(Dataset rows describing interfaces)
# # # # #
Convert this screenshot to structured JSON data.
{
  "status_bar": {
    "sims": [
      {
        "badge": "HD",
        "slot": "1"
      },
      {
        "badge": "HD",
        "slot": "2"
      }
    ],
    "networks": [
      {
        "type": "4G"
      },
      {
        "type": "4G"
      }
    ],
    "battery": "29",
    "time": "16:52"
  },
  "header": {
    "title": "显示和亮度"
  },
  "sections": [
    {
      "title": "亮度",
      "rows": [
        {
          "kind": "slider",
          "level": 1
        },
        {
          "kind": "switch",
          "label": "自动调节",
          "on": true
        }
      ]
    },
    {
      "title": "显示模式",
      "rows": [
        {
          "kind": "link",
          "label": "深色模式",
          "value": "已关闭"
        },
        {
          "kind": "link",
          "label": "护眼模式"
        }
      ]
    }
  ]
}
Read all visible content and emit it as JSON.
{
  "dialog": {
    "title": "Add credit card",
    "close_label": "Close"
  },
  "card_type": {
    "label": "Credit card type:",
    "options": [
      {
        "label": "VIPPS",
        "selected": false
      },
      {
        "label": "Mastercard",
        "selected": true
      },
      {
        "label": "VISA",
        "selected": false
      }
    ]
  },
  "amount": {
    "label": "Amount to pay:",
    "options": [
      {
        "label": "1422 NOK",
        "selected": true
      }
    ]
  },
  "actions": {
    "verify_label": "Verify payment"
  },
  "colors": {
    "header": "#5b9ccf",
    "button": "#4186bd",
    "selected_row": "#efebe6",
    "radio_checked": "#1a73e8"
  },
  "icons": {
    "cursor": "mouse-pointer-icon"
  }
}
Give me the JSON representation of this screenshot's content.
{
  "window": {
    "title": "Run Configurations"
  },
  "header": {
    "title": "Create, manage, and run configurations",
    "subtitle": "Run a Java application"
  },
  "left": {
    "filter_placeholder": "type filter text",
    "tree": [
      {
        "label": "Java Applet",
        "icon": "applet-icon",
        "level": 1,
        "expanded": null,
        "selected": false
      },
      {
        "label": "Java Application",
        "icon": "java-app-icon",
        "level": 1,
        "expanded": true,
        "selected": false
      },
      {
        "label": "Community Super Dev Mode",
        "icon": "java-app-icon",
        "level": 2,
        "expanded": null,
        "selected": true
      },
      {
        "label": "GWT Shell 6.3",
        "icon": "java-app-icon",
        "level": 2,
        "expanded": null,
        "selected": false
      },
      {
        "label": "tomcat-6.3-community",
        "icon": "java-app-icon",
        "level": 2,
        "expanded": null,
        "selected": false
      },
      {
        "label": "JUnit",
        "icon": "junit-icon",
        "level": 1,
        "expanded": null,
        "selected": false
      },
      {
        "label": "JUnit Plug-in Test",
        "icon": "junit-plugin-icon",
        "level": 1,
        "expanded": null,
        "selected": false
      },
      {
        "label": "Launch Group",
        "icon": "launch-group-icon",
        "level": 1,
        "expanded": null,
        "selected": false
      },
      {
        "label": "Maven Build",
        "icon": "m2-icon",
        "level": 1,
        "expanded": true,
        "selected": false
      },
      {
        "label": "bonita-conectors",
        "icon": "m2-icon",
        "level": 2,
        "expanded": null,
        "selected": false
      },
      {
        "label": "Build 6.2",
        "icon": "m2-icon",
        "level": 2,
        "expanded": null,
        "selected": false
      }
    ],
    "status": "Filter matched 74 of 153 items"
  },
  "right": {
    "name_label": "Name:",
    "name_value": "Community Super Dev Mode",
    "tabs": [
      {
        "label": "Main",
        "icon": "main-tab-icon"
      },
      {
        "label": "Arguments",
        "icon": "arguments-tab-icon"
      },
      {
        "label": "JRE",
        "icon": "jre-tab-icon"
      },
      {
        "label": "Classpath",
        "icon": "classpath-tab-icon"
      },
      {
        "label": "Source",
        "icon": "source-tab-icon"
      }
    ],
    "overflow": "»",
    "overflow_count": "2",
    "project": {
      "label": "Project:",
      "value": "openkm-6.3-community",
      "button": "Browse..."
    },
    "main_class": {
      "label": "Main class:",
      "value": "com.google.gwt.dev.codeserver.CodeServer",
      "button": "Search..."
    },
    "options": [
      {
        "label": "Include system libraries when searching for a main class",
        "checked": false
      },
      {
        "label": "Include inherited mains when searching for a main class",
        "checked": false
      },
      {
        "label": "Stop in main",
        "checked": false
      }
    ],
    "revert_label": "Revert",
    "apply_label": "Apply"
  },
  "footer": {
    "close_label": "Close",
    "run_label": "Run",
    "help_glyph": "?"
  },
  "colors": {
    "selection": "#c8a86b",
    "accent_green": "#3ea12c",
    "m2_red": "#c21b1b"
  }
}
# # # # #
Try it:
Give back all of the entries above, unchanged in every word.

Solution:
Convert this screenshot to structured JSON data.
{
  "status_bar": {
    "sims": [
      {
        "badge": "HD",
        "slot": "1"
      },
      {
        "badge": "HD",
        "slot": "2"
      }
    ],
    "networks": [
      {
        "type": "4G"
      },
      {
        "type": "4G"
      }
    ],
    "battery": "29",
    "time": "16:52"
  },
  "header": {
    "title": "显示和亮度"
  },
  "sections": [
    {
      "title": "亮度",
      "rows": [
        {
          "kind": "slider",
          "level": 1
        },
        {
          "kind": "switch",
          "label": "自动调节",
          "on": true
        }
      ]
    },
    {
      "title": "显示模式",
      "rows": [
        {
          "kind": "link",
          "label": "深色模式",
          "value": "已关闭"
        },
        {
          "kind": "link",
          "label": "护眼模式"
        }
      ]
    }
  ]
}
Read all visible content and emit it as JSON.
{
  "dialog": {
    "title": "Add credit card",
    "close_label": "Close"
  },
  "card_type": {
    "label": "Credit card type:",
    "options": [
      {
        "label": "VIPPS",
        "selected": false
      },
      {
        "label": "Mastercard",
        "selected": true
      },
      {
        "label": "VISA",
        "selected": false
      }
    ]
  },
  "amount": {
    "label": "Amount to pay:",
    "options": [
      {
        "label": "1422 NOK",
        "selected": true
      }
    ]
  },
  "actions": {
    "verify_label": "Verify payment"
  },
  "colors": {
    "header": "#5b9ccf",
    "button": "#4186bd",
    "selected_row": "#efebe6",
    "radio_checked": "#1a73e8"
  },
  "icons": {
    "cursor": "mouse-pointer-icon"
  }
}
Give me the JSON representation of this screenshot's content.
{
  "window": {
    "title": "Run Configurations"
  },
  "header": {
    "title": "Create, manage, and run configurations",
    "subtitle": "Run a Java application"
  },
  "left": {
    "filter_placeholder": "type filter text",
    "tree": [
      {
        "label": "Java Applet",
        "icon": "applet-icon",
        "level": 1,
        "expanded": null,
        "selected": false
      },
      {
        "label": "Java Application",
        "icon": "java-app-icon",
        "level": 1,
        "expanded": true,
        "selected": false
      },
      {
        "label": "Community Super Dev Mode",
        "icon": "java-app-icon",
        "level": 2,
        "expanded": null,
        "selected": true
      },
      {
        "label": "GWT Shell 6.3",
        "icon": "java-app-icon",
        "level": 2,
        "expanded": null,
        "selected": false
      },
      {
        "label": "tomcat-6.3-community",
        "icon": "java-app-icon",
        "level": 2,
        "expanded": null,
        "selected": false
      },
      {
        "label": "JUnit",
        "icon": "junit-icon",
        "level": 1,
        "expanded": null,
        "selected": false
      },
      {
        "label": "JUnit Plug-in Test",
        "icon": "junit-plugin-icon",
        "level": 1,
        "expanded": null,
        "selected": false
      },
      {
        "label": "Launch Group",
        "icon": "launch-group-icon",
        "level": 1,
        "expanded": null,
        "selected": false
      },
      {
        "label": "Maven Build",
        "icon": "m2-icon",
        "level": 1,
        "expanded": true,
        "selected": false
      },
      {
        "label": "bonita-conectors",
        "icon": "m2-icon",
        "level": 2,
        "expanded": null,
        "selected": false
      },
      {
        "label": "Build 6.2",
        "icon": "m2-icon",
        "level": 2,
        "expanded": null,
        "selected": false
      }
    ],
    "status": "Filter matched 74 of 153 items"
  },
  "right": {
    "name_label": "Name:",
    "name_value": "Community Super Dev Mode",
    "tabs": [
      {
        "label": "Main",
        "icon": "main-tab-icon"
      },
      {
        "label": "Arguments",
        "icon": "arguments-tab-icon"
      },
      {
        "label": "JRE",
        "icon": "jre-tab-icon"
      },
      {
        "label": "Classpath",
        "icon": "classpath-tab-icon"
      },
      {
        "label": "Source",
        "icon": "source-tab-icon"
      }
    ],
    "overflow": "»",
    "overflow_count": "2",
    "project": {
      "label": "Project:",
      "value": "openkm-6.3-community",
      "button": "Browse..."
    },
    "main_class": {
      "label": "Main class:",
      "value": "com.google.gwt.dev.codeserver.CodeServer",
      "button": "Search..."
    },
    "options": [
      {
        "label": "Include system libraries when searching for a main class",
        "checked": false
      },
      {
        "label": "Include inherited mains when searching for a main class",
        "checked": false
      },
      {
        "label": "Stop in main",
        "checked": false
      }
    ],
    "revert_label": "Revert",
    "apply_label": "Apply"
  },
  "footer": {
    "close_label": "Close",
    "run_label": "Run",
    "help_glyph": "?"
  },
  "colors": {
    "selection": "#c8a86b",
    "accent_green": "#3ea12c",
    "m2_red": "#c21b1b"
  }
}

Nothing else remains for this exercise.